                    Thank you, Joann.

                    Well at least someone here is making relevance to the subject. - S.J.

                      Thanks, Joann. "Hot Girl With A Pearl Earring" was just in town here in Atlanta last year. Sort of Vermeer's Mona Lisa. Except it wasn't behind a security glass as if it were the Hannibal Lector Of paintings:


                      The real life model lives in California, I think:

                      I, Ken, make my girlfriend dress up like Hot Girl With A Pearl Earring:

                      Log & Profile            Crusted Salt #210

                      Gang Name "Pound Cake"

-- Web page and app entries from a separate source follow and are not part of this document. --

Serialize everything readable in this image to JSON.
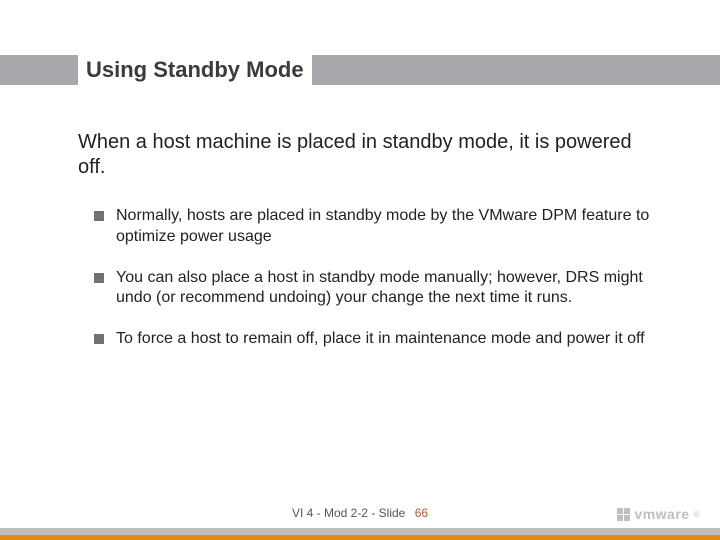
{
  "title": "Using Standby Mode",
  "lead": "When a host machine is placed in standby mode, it is powered off.",
  "bullets": [
    "Normally, hosts are placed in standby mode by the VMware DPM feature to optimize power usage",
    "You can also place a host in standby mode manually; however, DRS might undo (or recommend undoing) your change the next time it runs.",
    "To force a host to remain off, place it in maintenance mode and power it off"
  ],
  "footer": {
    "module": "VI 4 - Mod 2-2 - Slide",
    "page": "66"
  },
  "brand": "vmware"
}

                        Currently working on a Master of Fine Art degree at The Ohio State University. "What is good art" is the question that has been asked for thousands of years and likely will continue to be asked until man no longer exists. Art is a form of communication so on one level, good art is something that communicates from artist to viewer. That communication can take many forms and can be positive, neutral, negative or a combination of those. In my opinion, good art gets you to think about the human experience of life. It may confirm ideals long held, cause you to re-evaluate thoughts and ideas, or it may teach you something new. It may challenge the status quo or not.


                        You may not care for Duchamp's "Fountain" - you may not feel it speaks to you. But it is good art.


                        I'm a photographer [paulscottpage.com]. Photography has had a long history of having to justify itself as Fine Art. Some universities still exclude photo from the departments of fine art and stick it with design and graphic arts.


                        The bottom line is: it's art if someone says its art. Whether its good art or not is perhaps in the eye of the beholder. Jeff Koon's Orange Balloon Dog sold for $58.4 million. I'd say someone thinks that's art. Is it good art? Personally... it's expensive shit. Art, yes, but still shit.

                        - Scott

                        2014 Goals: First Marathon - BQ2016 <3:40 (3:25:18) - 1/2M <1:45 - 5K <22:00

                        2014 Marathons: 05/04 Flying Pig (3:49:02) - 09/20 Air Force (BQ 3:25:18) - 11/01 Indianapolis Monumental